── Data ──

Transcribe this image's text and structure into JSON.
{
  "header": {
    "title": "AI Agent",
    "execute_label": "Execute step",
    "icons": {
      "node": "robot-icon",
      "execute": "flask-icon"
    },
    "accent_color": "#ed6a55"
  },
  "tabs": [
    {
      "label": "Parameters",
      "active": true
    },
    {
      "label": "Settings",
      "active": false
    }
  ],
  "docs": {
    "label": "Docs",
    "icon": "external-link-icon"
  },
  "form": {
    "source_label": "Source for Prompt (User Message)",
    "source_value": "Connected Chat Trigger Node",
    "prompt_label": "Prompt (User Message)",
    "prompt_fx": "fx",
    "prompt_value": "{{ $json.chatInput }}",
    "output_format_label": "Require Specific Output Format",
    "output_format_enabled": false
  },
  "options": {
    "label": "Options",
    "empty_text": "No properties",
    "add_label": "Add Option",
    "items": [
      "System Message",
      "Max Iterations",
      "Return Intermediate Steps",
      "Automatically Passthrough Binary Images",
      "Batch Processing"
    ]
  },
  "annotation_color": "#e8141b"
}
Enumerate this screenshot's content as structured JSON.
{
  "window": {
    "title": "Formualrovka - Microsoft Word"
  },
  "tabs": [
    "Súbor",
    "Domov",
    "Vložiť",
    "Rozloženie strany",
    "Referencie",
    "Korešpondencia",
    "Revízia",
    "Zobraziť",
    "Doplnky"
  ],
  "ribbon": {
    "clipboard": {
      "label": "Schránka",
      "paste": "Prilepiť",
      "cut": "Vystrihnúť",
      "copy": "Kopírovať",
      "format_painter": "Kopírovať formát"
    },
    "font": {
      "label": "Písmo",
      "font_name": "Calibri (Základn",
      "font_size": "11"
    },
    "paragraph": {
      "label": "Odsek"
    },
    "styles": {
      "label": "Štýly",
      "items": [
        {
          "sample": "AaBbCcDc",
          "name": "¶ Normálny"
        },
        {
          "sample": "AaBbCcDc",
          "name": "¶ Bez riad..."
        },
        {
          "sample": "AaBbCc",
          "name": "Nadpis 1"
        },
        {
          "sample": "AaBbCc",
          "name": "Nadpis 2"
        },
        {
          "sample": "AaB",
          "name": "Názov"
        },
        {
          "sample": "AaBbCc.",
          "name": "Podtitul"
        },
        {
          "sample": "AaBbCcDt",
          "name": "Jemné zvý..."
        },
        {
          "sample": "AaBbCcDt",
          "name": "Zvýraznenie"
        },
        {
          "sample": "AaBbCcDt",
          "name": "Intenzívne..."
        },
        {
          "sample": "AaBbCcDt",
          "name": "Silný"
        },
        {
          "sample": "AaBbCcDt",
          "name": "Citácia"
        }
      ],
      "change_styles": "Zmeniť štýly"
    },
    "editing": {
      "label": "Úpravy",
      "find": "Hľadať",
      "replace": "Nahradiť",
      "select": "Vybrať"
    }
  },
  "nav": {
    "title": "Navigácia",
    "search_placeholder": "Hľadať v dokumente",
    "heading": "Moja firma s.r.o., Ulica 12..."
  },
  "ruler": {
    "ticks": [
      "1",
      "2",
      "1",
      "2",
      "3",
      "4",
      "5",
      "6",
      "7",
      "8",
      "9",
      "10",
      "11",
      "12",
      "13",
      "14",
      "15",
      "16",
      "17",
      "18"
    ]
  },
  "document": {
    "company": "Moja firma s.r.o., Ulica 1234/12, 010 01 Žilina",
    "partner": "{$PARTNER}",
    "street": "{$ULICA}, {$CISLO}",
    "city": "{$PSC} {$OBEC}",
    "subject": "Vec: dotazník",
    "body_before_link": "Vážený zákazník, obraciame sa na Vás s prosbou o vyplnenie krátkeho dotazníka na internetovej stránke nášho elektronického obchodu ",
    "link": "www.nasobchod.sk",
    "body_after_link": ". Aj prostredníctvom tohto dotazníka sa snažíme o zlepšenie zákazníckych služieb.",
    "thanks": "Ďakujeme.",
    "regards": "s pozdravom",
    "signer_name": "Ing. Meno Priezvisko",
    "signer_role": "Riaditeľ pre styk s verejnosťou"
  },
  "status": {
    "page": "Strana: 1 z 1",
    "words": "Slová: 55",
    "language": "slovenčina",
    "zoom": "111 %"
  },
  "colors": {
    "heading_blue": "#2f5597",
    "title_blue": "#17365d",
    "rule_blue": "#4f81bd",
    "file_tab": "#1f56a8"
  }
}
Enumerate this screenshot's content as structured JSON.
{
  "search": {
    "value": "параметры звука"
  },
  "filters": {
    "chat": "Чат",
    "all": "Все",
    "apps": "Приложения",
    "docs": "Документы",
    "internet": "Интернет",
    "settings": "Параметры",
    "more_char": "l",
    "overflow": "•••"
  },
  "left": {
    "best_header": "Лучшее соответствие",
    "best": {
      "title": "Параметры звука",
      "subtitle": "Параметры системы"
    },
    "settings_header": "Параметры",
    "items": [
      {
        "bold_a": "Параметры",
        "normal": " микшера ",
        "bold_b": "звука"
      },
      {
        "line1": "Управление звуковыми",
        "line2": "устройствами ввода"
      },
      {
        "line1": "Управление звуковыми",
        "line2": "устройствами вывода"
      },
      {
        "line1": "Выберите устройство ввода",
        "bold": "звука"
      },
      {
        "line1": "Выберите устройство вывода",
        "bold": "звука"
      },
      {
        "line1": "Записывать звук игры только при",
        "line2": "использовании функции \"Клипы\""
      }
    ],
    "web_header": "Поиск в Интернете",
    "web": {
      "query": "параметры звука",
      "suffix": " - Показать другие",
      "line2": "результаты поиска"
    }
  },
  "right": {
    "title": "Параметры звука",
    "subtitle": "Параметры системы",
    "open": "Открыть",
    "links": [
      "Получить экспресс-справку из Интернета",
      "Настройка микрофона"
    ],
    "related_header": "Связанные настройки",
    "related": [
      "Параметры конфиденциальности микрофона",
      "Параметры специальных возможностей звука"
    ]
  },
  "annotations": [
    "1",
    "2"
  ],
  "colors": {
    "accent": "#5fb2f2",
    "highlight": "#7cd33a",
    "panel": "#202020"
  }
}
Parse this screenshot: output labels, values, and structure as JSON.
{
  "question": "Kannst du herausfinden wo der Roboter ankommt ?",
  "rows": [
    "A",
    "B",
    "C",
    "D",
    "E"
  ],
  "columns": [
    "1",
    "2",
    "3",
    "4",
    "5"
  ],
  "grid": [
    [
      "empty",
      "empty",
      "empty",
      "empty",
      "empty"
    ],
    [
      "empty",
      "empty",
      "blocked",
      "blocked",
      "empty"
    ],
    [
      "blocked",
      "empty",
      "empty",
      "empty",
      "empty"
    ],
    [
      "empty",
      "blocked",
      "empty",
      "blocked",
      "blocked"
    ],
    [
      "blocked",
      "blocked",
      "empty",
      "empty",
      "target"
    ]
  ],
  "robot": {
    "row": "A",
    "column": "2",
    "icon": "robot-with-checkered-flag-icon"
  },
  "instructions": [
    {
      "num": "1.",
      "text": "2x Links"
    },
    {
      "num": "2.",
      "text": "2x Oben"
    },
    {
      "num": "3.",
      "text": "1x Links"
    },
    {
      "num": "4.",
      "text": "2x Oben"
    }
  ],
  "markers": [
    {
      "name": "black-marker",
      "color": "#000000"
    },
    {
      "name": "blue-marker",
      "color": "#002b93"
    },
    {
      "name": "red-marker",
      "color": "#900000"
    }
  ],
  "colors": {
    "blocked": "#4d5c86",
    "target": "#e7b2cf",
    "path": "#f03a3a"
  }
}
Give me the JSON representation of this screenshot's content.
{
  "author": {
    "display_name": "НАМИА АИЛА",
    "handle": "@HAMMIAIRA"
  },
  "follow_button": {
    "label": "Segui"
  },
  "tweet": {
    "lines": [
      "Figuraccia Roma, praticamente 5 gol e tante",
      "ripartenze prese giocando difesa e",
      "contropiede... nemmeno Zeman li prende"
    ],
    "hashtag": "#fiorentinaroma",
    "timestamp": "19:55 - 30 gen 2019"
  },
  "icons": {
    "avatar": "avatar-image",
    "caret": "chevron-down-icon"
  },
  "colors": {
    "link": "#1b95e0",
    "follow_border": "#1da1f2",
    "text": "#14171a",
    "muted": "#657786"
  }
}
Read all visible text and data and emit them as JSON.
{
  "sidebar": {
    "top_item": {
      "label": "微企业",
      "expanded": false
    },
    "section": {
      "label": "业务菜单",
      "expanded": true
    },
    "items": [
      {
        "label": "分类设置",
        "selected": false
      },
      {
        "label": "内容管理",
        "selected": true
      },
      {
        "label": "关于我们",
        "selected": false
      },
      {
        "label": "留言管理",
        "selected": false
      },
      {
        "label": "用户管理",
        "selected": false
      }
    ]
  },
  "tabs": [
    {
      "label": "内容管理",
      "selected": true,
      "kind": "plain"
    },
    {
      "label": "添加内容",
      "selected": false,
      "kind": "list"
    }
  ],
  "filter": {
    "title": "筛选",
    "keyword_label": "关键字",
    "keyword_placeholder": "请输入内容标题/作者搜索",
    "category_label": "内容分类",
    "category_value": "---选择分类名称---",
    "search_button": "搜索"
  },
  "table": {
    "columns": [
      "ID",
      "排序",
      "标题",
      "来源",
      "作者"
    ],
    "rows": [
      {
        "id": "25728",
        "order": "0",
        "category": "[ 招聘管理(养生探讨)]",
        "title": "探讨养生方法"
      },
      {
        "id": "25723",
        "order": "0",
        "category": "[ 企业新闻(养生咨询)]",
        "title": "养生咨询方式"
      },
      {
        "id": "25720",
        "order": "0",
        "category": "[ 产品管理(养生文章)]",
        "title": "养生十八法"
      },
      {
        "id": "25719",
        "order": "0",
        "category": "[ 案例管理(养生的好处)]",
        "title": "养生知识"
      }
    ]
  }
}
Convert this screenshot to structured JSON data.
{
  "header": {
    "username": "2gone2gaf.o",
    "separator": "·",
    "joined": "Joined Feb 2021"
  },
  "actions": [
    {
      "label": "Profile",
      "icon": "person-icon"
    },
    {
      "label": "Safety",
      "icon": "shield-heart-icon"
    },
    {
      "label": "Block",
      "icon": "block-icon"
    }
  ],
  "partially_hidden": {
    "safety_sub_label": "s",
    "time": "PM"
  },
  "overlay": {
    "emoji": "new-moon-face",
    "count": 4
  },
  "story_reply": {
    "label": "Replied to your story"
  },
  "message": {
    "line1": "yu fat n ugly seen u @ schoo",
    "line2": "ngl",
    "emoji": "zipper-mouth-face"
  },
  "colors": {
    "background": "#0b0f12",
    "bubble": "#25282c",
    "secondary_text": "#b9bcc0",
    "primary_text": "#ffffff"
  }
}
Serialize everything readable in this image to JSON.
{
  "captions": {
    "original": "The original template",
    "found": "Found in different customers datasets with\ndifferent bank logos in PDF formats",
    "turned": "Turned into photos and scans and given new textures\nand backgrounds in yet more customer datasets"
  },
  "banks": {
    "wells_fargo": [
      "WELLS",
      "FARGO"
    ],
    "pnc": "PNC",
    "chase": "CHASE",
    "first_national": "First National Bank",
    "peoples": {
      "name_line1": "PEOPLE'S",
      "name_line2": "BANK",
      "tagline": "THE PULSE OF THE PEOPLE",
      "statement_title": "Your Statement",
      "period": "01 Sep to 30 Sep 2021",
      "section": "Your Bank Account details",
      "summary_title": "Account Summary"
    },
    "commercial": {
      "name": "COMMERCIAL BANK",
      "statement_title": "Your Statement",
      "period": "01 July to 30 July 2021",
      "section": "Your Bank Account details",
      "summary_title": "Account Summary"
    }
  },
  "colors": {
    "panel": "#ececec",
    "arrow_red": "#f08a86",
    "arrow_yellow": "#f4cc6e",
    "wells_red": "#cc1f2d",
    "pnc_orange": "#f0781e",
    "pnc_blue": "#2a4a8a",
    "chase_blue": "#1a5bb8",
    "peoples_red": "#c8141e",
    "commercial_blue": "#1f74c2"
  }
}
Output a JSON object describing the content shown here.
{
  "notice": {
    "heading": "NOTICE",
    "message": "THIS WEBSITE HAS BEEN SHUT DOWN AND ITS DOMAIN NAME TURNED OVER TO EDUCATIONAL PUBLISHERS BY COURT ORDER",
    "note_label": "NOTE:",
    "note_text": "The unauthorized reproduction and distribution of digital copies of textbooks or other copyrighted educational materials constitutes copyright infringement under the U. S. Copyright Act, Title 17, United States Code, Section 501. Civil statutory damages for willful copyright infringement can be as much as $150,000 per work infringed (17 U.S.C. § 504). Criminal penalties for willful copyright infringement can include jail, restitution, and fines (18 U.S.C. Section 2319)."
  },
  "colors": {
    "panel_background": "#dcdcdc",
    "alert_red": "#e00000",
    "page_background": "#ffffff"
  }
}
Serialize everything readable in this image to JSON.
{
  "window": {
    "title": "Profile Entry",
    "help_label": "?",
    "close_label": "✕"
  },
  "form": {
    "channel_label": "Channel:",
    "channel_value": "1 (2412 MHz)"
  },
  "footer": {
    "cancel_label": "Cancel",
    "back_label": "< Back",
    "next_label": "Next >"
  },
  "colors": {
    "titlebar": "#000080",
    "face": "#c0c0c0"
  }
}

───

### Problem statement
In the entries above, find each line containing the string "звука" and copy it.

### Answer to this problem
    "value": "параметры звука"
      "title": "Параметры звука",
        "bold_b": "звука"
        "bold": "звука"
        "bold": "звука"
      "query": "параметры звука",
    "title": "Параметры звука",
      "Параметры специальных возможностей звука"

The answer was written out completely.